suspect you know and Martin Sherman certainly knows, that the ultimate dream of
Palestinian leaders, “moderate” and extremist alike, is an Israel-free Middle
East (“The alchemy of Palestinian nationhood,” Into the Fray, Observations,
August 10). As he points out, there is no secret about it. In paying lip-service
to the two-state solution, and even perhaps working towards it, any Palestinian
leader would still have his eye on the eventual goal.
But then, as
Sherman does not point out, much of the liberal Western world believes that many
Israeli politicians, and perhaps up to 50 percent of the Israeli public, dream
of a Greater Israel which incorporates the whole of Judea and Samaria – and
perhaps large parts of Lebanon and Jordan, to boot – within its
Sherman asks why Israel’s leadership has been unable to
expose the two-state solution as a flimsy falsehood. He does not ask why the
members of the Quartet (the US, the UN, the EU and Russia), both individually
and collectively, endorse it, nor why much of the rest of the Western world goes
along with it as well. The fact of the matter is that, no matter how deviously
attained, the case for a sovereign Palestinian state has been made, as far as
the majority of liberal opinion is concerned.

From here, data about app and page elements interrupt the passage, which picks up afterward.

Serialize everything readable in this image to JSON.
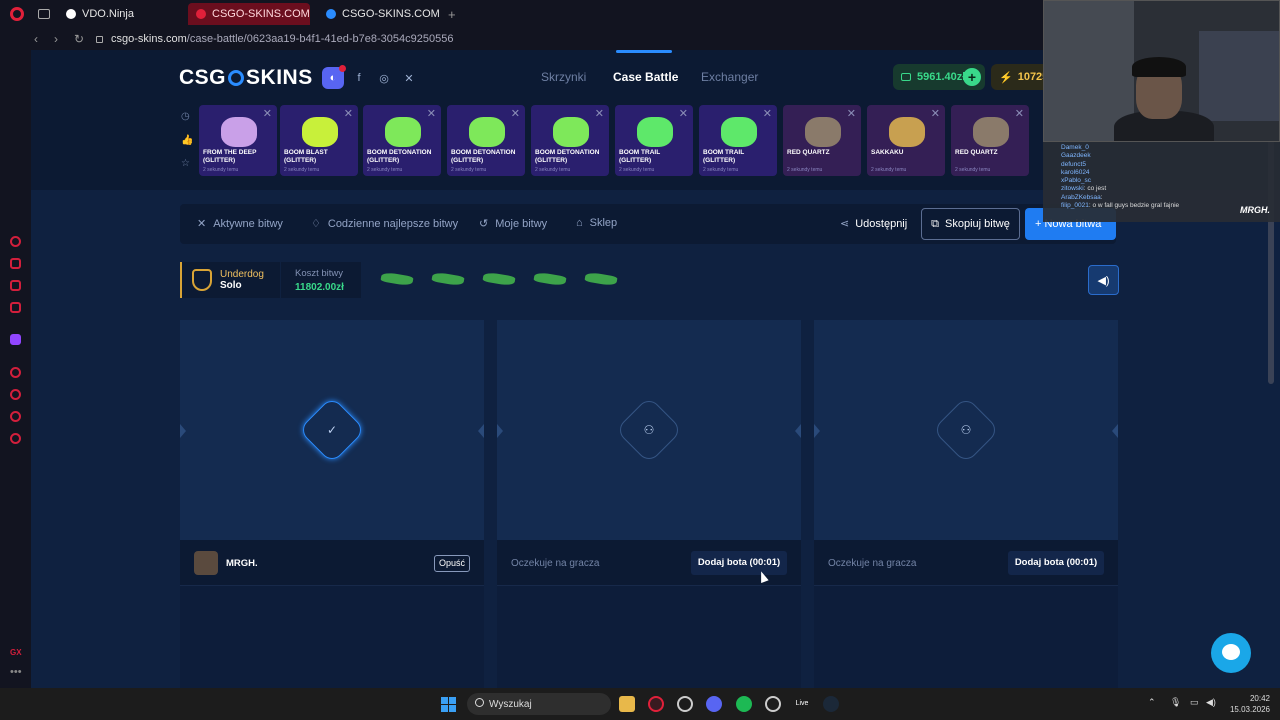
{
  "browser": {
    "tabs": [
      {
        "label": "VDO.Ninja",
        "active": false
      },
      {
        "label": "CSGO-SKINS.COM - Najle",
        "active": true
      },
      {
        "label": "CSGO-SKINS.COM - Najle",
        "active": false
      }
    ],
    "url_host": "csgo-skins.com",
    "url_path": "/case-battle/0623aa19-b4f1-41ed-b7e8-3054c9250556"
  },
  "header": {
    "logo_left": "CSG",
    "logo_right": "SKINS",
    "nav": [
      {
        "label": "Skrzynki",
        "active": false
      },
      {
        "label": "Case Battle",
        "active": true
      },
      {
        "label": "Exchanger",
        "active": false
      }
    ],
    "balance": "5961.40zł",
    "coins": "10725"
  },
  "live_drops": [
    {
      "name": "FROM THE DEEP (GLITTER)",
      "time": "2 sekundy temu",
      "color": "#c9a0e8"
    },
    {
      "name": "BOOM BLAST (GLITTER)",
      "time": "2 sekundy temu",
      "color": "#c8f03a"
    },
    {
      "name": "BOOM DETONATION (GLITTER)",
      "time": "2 sekundy temu",
      "color": "#7ee85a"
    },
    {
      "name": "BOOM DETONATION (GLITTER)",
      "time": "2 sekundy temu",
      "color": "#7ee85a"
    },
    {
      "name": "BOOM DETONATION (GLITTER)",
      "time": "2 sekundy temu",
      "color": "#7ee85a"
    },
    {
      "name": "BOOM TRAIL (GLITTER)",
      "time": "2 sekundy temu",
      "color": "#5ee86a"
    },
    {
      "name": "BOOM TRAIL (GLITTER)",
      "time": "2 sekundy temu",
      "color": "#5ee86a"
    },
    {
      "name": "RED QUARTZ",
      "time": "2 sekundy temu",
      "color": "#8a7a6a"
    },
    {
      "name": "SAKKAKU",
      "time": "2 sekundy temu",
      "color": "#c8a050"
    },
    {
      "name": "RED QUARTZ",
      "time": "2 sekundy temu",
      "color": "#8a7a6a"
    }
  ],
  "chat": {
    "lines": [
      {
        "user": "Damek_0",
        "text": ""
      },
      {
        "user": "Gaazdeek",
        "text": ""
      },
      {
        "user": "defunct5",
        "text": ""
      },
      {
        "user": "karol6024",
        "text": ""
      },
      {
        "user": "xPablo_sc",
        "text": ""
      },
      {
        "user": "zitowski",
        "text": ": co jest"
      },
      {
        "user": "ArabZKebsaa",
        "text": ":"
      },
      {
        "user": "filip_0021",
        "text": ": o w fall guys bedzie gral fajnie"
      }
    ],
    "brand": "MRGH."
  },
  "subnav": {
    "items": [
      "Aktywne bitwy",
      "Codzienne najlepsze bitwy",
      "Moje bitwy",
      "Sklep"
    ],
    "share": "Udostępnij",
    "copy": "Skopiuj bitwę",
    "new": "+ Nowa bitwa"
  },
  "battle": {
    "mode": "Underdog",
    "type": "Solo",
    "cost_label": "Koszt bitwy",
    "cost": "11802.00zł",
    "case_count": 5
  },
  "slots": [
    {
      "state": "player",
      "player": "MRGH.",
      "action": "Opuść"
    },
    {
      "state": "waiting",
      "text": "Oczekuje na gracza",
      "action": "Dodaj bota (00:01)"
    },
    {
      "state": "waiting",
      "text": "Oczekuje na gracza",
      "action": "Dodaj bota (00:01)"
    }
  ],
  "taskbar": {
    "search": "Wyszukaj",
    "time": "20:42",
    "date": "15.03.2026"
  }
}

Politics is a hand-to-mouth
kind of business. Ultimate objectives are rarely attainable, let alone attained.
Whatever the differing dreams of the principals in peace negotiations might be,
the achievement of an agreement would create such a totally new situation that

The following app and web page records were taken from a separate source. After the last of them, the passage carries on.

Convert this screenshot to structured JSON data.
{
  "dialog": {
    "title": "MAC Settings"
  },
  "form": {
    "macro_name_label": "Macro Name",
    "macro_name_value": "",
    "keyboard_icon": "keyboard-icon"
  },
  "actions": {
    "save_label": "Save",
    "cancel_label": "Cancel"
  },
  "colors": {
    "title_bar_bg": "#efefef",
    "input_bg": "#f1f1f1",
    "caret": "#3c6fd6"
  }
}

all bets about the possible future would be off. Provided sufficient safeguards
were built into the terms of the accord, a two-state solution might indeed
provide Israelis and Palestinians with the peace, and the chance to live normal

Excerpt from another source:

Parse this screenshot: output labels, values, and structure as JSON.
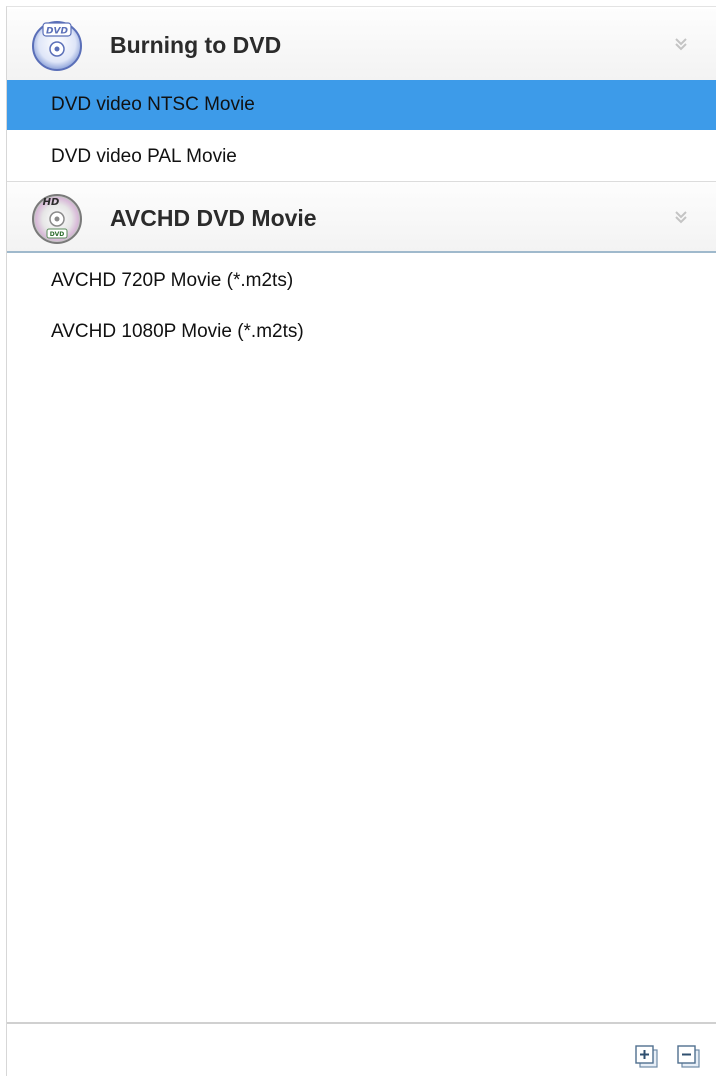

lives, that both sides in the dispute crave.
Sir, – Your article, “Romanian Jews irate over Holocaust-denying
minister” (August 8) is very misleading. According to a recent book I read
written by a survivor from Transnistria, the true number of Jews murdered in
Romania was close to 400,000, because Romania during the war included the areas
Bessarabia, Bukovina and Transylvania.
From November 1941 until early
1944 Jews from these areas were deported in the most brutal manner to
Transnistria by both windowless cattle trains and death
Temperatures during February 1942 were around -40 Celcius in
Transnistria. People who survived the death marches died of cold, therefore,
there were few survivors.
These areas were part of Romania and under the
leadership of Marshal Ion Antonescu, who was happy to get into Hitler’s good
books. In early 1944, when Antonescu saw that Hitler was losing the war, he
stopped the killing and invited the Jews who had managed to escape to come back
to these areas, thus trying to cover his crimes. In fact the Russians who
captured the area tried and executed him for war crimes.
Romanians are trying to reinstate his name by naming streets after